“Meanwhile” begins as our young hero in dire need of a bathroom, knocks on the door of a mysterious recluse. His mansion is in fact a wonderous laboratory filled with amazing inventions: A mind reading helmet, a doomsday device and a time travel machine (although it can only go back ten minutes).
Which invention will young Jimmy play with? YOU, the reader get to decide in my branchiest and most complex interactive comic to date. “Meanwhile” works via a network of tubes connecting each panel to the next. Sometimes these tubes split in two giving the readers a choice of which path they would like to follow. Sometimes these tubes even lead off the page and onto tabs sticking out from other parts of the book.
Head over to Origami Yoda to read an interview with Jason;
Q: Can you explain how Meanwhile works? Nearly 4,000 possible story combinations? I can’t wait!
A: Meanwhile works via a series of tubes that connect each panel to the next one in sequence. Sometimes the tubes lead right off the page and onto a tab on another page. Sometimes the tubes branch off and the reader can choose which direction they want the story to unfold. It sounds complicated but once you hold the book in your hands, it makes more sense.
The figure of 3,856 possible story combinations is a bit of an underestimation. The figure didn’t include storylines where you enter the incorrect code, or storylines that end in an infinite loop. There’s literally an infinite number of story combinations if you include storylines that have repeating panels.
Then immediately head over to ComicBookResources to read up further on the book;
Branching stories can be more difficult to write than their linear counterparts, and the physical design of “Meanwhile” also plays a role in how the story is perceived. “One of the most challenging parts of creating a branching story is managing the tradeoff between giving the reader lots of choices and restricting the exponential growth that follows from all those choices,” Shiga said. “One problem I had with Choose Your Own Adventure was that the stories were typically very short. Fighting Fantasy had longer narratives, but the tradeoff was that they tended to be more linear. Two books that really combined the best of both strategies was ‘House of Hades’ by Steve Jackson and ‘Escape from Tenopia’ by Edward Packard. Both of them presented a geographic area that the reader could explore in their own way. I almost see those books as being closer to the parks of Fredrick Law Olmstead than to any other authors.”
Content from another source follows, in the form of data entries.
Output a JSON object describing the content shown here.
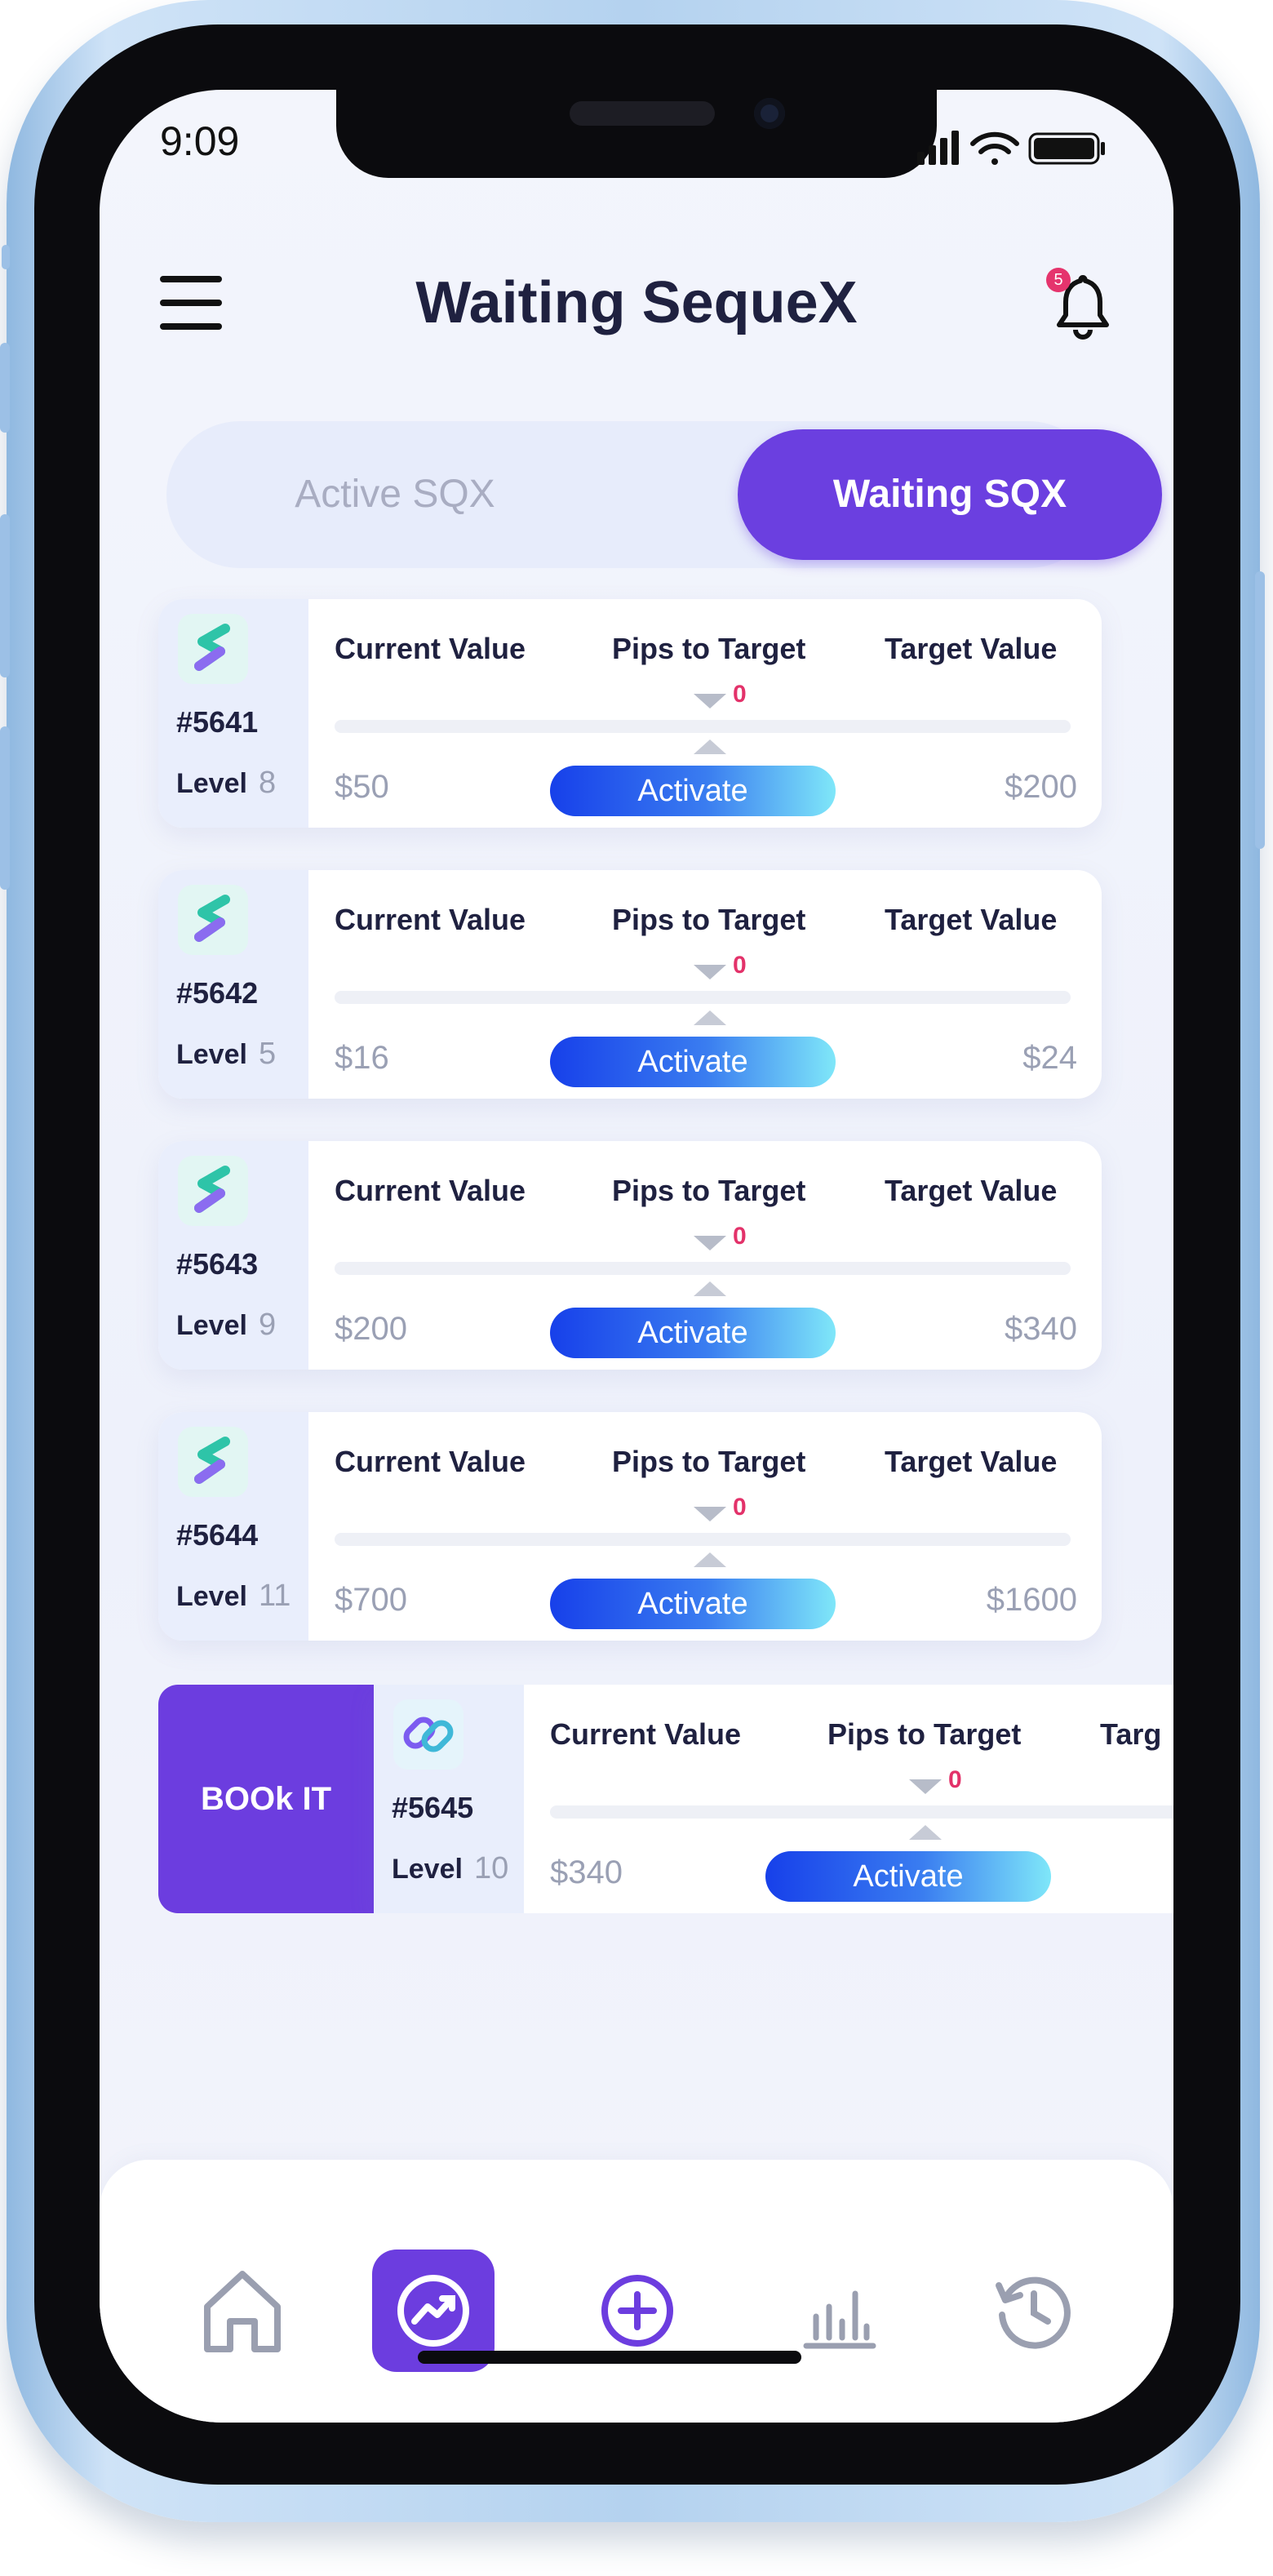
{
  "status_bar": {
    "time": "9:09"
  },
  "header": {
    "title": "Waiting SequeX",
    "notification_count": "5"
  },
  "tabs": [
    {
      "label": "Active SQX",
      "active": false
    },
    {
      "label": "Waiting SQX",
      "active": true
    }
  ],
  "column_headers": {
    "current": "Current Value",
    "pips": "Pips to Target",
    "target": "Target Value"
  },
  "level_label": "Level",
  "activate_label": "Activate",
  "book_label": "BOOk IT",
  "cards": [
    {
      "id": "#5641",
      "level": "8",
      "current_value": "$50",
      "pips": "0",
      "target_value": "$200"
    },
    {
      "id": "#5642",
      "level": "5",
      "current_value": "$16",
      "pips": "0",
      "target_value": "$24"
    },
    {
      "id": "#5643",
      "level": "9",
      "current_value": "$200",
      "pips": "0",
      "target_value": "$340"
    },
    {
      "id": "#5644",
      "level": "11",
      "current_value": "$700",
      "pips": "0",
      "target_value": "$1600"
    },
    {
      "id": "#5645",
      "level": "10",
      "current_value": "$340",
      "pips": "0",
      "target_value": "",
      "target_header_visible": "Targ"
    }
  ],
  "bottom_nav": [
    {
      "icon": "home-icon",
      "active": false
    },
    {
      "icon": "trending-icon",
      "active": true
    },
    {
      "icon": "add-circle-icon",
      "active": false
    },
    {
      "icon": "bar-chart-icon",
      "active": false
    },
    {
      "icon": "history-icon",
      "active": false
    }
  ],
  "colors": {
    "accent": "#6c3ddf",
    "badge": "#e5346d",
    "pips": "#e3326a",
    "activate_start": "#1740ea",
    "activate_end": "#7fe7f9"
  }
}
And if that wasn’t enough for you, an endorsement from Scott McCloud should tip the scales a touch.